Thanks to Gregg Wilhelm (CityLit Project) and Deborah Rudacille and John Barry (New Mercury Readings) for inviting me to read from Who Killed Donte Manning? at the Baltimore Book Fest last Sunday.
I shared the podium with 3 other impressive writers: Howell Baum (Brown in Baltimore: School Desegregation and the Limits of Liberalism), Christopher Corbett (The Poker Bride: The First Chinese in the Wild West), and Christopher White (Skipjack: The Story of America’s Last Sailing Oystermen).
There were about 40 people there in the outdoor tent (thanks Karen, Kevin, Heidi, Emmanuel and Julia for coming out!). We had fun eating kettle corn and watching all the people.
I’ve been out sick this week, so this little ephemeral artifacting project–called blogging–has languished a bit.
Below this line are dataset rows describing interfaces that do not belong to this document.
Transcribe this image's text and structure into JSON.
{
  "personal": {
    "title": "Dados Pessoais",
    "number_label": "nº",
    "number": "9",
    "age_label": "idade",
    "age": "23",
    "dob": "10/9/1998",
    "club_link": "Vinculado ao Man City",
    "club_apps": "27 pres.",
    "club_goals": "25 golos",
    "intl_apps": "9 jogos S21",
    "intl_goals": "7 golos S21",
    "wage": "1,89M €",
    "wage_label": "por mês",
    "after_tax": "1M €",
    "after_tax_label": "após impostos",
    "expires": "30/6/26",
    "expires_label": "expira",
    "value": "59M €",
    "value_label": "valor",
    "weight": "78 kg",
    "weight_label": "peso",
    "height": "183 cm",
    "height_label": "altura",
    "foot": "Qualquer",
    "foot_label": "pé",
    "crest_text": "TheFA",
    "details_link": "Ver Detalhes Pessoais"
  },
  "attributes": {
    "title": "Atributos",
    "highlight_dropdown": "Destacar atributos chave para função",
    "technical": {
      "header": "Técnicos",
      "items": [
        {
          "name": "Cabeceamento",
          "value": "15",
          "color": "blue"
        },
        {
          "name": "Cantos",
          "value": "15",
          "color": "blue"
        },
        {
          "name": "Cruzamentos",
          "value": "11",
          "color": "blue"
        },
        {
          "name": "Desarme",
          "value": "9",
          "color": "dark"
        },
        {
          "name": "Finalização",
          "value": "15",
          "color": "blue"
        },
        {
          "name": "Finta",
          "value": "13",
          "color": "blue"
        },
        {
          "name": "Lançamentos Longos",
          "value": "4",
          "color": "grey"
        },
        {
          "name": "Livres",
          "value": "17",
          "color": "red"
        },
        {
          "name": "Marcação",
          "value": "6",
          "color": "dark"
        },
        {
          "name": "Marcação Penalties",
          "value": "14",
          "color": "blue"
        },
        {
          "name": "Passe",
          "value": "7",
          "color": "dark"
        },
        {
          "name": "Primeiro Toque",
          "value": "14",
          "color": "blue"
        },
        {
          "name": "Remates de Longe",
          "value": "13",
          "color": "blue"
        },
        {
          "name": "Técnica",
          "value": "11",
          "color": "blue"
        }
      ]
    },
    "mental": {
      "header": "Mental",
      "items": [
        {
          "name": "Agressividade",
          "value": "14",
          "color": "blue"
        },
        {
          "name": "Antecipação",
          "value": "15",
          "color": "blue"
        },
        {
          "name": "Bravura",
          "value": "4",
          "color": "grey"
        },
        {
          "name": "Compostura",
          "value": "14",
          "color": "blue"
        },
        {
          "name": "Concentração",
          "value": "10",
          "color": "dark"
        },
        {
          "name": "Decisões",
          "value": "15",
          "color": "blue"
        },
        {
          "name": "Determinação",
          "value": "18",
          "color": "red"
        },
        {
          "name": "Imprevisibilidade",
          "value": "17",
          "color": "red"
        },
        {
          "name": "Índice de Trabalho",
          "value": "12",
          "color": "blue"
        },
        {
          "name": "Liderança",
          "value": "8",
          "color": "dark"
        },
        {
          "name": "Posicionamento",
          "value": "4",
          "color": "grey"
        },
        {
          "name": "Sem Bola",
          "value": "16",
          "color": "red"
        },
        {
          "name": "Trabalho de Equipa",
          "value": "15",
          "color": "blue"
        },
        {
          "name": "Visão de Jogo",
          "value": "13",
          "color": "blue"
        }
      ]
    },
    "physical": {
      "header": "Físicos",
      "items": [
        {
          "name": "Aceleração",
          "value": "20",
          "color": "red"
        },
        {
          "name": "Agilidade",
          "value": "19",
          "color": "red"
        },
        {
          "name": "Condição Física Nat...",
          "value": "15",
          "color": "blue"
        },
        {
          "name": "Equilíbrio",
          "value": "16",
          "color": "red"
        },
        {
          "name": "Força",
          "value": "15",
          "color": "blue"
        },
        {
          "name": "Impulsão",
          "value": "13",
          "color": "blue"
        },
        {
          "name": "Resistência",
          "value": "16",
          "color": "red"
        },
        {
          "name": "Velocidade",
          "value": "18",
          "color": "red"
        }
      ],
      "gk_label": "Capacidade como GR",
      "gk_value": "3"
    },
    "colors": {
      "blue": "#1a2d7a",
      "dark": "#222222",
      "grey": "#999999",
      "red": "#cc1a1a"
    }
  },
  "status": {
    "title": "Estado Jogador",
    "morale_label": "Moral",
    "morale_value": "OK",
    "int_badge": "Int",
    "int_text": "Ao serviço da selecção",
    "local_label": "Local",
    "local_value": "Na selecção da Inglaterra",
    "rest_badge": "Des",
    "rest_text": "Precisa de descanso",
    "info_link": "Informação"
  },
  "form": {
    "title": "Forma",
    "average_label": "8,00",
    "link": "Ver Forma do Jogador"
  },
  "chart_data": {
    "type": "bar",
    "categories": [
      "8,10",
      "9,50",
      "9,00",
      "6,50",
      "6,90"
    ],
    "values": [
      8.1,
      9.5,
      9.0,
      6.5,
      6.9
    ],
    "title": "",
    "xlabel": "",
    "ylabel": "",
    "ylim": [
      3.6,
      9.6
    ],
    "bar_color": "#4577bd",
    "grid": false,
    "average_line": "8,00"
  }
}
But: Here’s the news.
Who Killed Donte Manning?: The Story of an American Neighborhood, my first book, is due out in spring 2009 from Apprentice House press at Loyola College in Baltimore. It’s been an interesting process working with Apprentice House. I’m learning so much! And I’m really excited about the prospects of getting this little book into print and into the world. I’m geeky that way, I guess.
Apprentice House is only campus-based student-staffed educational publishing house in the United States. I think that’s really cool! It’s run by Gregg Wilhelm, who also runs Baltimore’s CityLit program. Here’s part of an interview with Gregg from the Baltimore Sun:
What makes Apprentice House different from other publishing houses?
Apprentice House bills itself as the country’s only campus-based, student-staffed book publisher. All those words are important—there are newspaper publishers on campuses, there are journal publishers on campuses that are student-staffed. But we are the only book publisher in the sense that we’re not a university press, which are very different animals and have a very different mission. We’re educators first and foremost.
We are at the production stage where I am giving them a final manuscript and Gregg has assigned it to Emily, a student in Loyola’s design program, to work up cover treatments. I’ve still got some fact-checking to do, footnotes to complete, and a few research leads that I hope to track down before printing. But, otherwise, the book process is moving forward–and I’m excited!.